Hemp producers who sell CBD products will often use the 2014 Farm Bill to claim that it is legal. This bill includes a provision that allows for the legal cultivation of hemp provided it is used for academic agricultural research or under a state pilot program. But there is still confusion about whether the legal allowance for cultivation also includes selling it.
Whether you will be prosecuted for possession of CBD oil in Texas depends entirely upon where you are located. In North Texas, Denton County is not prosecuting CBD oil only cases, Dallas County is "not aggressively prosecuting" CBD oil cases, and the Collin County District Attorney is still deciding. Tarrant County, on the other hand, is prosecuting CBD Oil cases.
To make matters more confusing, nine states (including California, Washington, and Colorado) let residents buy cannabis-based products with or without THC. Nearly two dozen other “medical marijuana states” allow the sale of cannabis, including capsules, tinctures, and other items containing CBD or THC, at licensed dispensaries to people whose doctors have certified that they have an approved condition (the list varies by state but includes chronic pain, PTSD, cancer, autism, Crohn’s disease, and multiple sclerosis). Sixteen more states legalized CBD for certain diseases.

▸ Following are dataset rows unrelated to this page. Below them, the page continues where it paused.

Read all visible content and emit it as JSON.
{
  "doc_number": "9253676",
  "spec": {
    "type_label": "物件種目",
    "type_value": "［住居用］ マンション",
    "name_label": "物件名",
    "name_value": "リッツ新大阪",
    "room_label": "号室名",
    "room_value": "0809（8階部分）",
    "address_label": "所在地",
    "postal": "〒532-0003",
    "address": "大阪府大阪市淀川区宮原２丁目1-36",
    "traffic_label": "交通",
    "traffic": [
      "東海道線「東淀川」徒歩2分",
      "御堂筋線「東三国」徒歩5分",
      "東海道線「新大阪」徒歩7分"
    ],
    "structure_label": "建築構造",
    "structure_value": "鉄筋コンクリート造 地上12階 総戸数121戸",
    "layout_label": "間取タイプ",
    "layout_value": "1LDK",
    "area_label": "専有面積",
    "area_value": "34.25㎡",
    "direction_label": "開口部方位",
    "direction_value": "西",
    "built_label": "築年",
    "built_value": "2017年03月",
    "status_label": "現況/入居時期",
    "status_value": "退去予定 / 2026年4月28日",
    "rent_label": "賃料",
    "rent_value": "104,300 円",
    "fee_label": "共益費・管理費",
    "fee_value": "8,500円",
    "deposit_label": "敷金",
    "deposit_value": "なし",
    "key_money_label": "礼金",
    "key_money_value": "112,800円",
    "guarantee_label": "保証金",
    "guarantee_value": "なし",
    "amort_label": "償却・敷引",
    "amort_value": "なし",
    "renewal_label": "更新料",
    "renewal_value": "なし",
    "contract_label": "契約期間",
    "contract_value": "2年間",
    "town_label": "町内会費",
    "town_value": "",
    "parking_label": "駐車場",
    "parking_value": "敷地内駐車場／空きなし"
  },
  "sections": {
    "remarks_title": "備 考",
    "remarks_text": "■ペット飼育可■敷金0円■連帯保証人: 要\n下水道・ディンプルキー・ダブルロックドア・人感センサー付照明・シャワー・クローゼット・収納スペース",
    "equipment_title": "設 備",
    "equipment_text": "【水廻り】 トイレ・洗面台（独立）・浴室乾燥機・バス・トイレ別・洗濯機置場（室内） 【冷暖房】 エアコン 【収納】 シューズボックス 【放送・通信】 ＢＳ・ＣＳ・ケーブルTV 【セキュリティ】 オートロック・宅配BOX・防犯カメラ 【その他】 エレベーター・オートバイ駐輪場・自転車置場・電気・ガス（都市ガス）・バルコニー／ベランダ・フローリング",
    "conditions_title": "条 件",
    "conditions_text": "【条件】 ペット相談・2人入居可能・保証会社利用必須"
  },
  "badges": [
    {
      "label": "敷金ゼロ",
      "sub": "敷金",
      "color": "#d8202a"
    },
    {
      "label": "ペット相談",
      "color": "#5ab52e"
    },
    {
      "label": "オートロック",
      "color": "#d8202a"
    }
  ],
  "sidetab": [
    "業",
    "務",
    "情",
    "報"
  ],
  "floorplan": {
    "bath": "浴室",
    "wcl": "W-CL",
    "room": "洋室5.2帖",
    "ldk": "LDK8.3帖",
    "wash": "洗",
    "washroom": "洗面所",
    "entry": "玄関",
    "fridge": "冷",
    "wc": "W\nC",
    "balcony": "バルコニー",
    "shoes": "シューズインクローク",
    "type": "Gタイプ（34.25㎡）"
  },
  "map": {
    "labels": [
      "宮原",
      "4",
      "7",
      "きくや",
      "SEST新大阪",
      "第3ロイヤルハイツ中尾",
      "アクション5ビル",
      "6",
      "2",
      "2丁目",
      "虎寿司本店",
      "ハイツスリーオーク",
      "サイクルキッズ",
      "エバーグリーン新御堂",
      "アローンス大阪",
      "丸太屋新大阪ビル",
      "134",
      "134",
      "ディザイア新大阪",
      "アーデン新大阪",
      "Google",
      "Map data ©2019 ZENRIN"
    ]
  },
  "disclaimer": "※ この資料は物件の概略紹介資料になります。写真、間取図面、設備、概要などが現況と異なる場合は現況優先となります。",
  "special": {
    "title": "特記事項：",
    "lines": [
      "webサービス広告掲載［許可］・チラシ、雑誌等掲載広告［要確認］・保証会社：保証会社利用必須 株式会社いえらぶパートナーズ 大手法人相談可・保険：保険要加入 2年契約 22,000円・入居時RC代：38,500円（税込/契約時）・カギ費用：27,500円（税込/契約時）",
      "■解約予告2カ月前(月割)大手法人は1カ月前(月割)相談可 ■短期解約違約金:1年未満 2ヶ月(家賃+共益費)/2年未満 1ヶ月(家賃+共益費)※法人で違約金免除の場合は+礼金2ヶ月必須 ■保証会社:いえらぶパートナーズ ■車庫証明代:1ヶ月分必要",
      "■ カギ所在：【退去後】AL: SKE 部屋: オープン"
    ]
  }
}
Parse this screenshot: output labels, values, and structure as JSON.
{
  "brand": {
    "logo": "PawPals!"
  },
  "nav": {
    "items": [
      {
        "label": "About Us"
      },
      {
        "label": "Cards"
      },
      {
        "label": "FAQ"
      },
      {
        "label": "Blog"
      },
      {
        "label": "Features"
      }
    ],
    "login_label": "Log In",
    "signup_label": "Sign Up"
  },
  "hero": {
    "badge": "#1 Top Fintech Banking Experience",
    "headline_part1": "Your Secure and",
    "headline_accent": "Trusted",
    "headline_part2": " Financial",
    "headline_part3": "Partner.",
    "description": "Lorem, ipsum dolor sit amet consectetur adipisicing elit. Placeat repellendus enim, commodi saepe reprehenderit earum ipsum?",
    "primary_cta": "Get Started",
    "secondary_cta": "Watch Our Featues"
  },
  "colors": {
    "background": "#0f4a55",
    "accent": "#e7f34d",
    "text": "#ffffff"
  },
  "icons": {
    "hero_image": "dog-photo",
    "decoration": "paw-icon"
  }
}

This content is for informational and educational purposes only. It is not intended to provide medical advice or to take the place of medical advice or treatment from a personal physician. All viewers of this content are advised to consult their doctors or qualified health professionals regarding specific health questions. Neither Dr. Axe nor the publisher of this content takes responsibility for possible health consequences of any person or persons reading or following the information in this educational content. All viewers of this content, especially those taking prescription or over-the-counter medications, should consult their physicians before beginning any nutrition, supplement or lifestyle program.